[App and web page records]
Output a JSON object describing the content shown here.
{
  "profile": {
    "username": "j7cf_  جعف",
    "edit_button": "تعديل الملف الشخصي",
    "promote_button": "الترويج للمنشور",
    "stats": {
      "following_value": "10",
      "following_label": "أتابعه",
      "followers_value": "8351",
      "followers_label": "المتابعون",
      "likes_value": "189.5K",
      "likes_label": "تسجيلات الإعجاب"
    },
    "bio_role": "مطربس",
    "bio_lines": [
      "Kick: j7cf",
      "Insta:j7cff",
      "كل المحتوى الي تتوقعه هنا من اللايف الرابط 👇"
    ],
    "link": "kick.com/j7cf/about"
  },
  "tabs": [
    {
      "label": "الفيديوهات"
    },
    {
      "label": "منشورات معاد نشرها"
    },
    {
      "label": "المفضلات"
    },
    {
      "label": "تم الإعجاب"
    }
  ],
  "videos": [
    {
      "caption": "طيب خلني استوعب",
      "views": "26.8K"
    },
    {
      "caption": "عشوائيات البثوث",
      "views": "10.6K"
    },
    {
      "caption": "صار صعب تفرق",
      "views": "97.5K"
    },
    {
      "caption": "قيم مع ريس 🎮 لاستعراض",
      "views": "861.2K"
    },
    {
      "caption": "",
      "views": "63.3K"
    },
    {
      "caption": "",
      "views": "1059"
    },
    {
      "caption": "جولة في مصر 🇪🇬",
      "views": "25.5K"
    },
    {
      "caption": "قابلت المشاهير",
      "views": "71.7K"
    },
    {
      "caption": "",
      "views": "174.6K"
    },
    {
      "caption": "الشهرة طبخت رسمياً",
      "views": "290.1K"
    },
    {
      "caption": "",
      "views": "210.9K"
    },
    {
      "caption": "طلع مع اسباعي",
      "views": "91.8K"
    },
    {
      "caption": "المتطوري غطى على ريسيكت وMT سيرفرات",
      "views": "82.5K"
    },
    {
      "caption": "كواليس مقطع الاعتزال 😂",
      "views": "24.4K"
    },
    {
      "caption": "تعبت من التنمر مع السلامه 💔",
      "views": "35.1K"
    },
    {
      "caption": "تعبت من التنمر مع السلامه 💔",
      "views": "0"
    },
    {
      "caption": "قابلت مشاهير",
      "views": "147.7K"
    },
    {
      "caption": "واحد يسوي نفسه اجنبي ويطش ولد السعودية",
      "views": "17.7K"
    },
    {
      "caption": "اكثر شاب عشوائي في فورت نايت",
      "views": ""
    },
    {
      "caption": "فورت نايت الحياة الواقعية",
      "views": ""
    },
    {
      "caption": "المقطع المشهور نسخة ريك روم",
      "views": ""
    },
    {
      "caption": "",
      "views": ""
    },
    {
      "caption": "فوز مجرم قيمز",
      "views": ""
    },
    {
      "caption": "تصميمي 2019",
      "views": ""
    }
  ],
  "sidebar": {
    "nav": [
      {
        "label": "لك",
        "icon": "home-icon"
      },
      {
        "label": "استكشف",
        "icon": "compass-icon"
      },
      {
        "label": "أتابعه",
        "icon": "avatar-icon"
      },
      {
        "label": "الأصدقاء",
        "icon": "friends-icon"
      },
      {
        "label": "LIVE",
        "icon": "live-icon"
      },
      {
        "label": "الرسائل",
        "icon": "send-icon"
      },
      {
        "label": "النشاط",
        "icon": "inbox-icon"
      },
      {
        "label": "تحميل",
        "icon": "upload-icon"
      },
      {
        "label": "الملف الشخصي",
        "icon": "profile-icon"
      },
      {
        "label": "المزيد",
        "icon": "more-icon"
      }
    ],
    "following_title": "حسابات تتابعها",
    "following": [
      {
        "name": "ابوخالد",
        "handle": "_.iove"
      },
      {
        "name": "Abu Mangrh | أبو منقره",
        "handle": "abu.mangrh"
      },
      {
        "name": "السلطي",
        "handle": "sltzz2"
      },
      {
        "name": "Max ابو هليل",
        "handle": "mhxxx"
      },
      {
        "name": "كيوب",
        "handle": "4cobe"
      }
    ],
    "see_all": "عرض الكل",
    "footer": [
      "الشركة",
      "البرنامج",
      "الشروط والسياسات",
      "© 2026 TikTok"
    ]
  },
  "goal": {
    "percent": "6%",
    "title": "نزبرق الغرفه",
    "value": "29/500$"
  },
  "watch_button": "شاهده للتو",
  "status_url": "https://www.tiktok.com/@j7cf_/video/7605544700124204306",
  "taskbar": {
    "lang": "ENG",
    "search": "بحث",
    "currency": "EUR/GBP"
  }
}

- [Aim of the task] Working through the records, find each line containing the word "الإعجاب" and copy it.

- [Response]
      "likes_label": "تسجيلات الإعجاب"
      "label": "تم الإعجاب"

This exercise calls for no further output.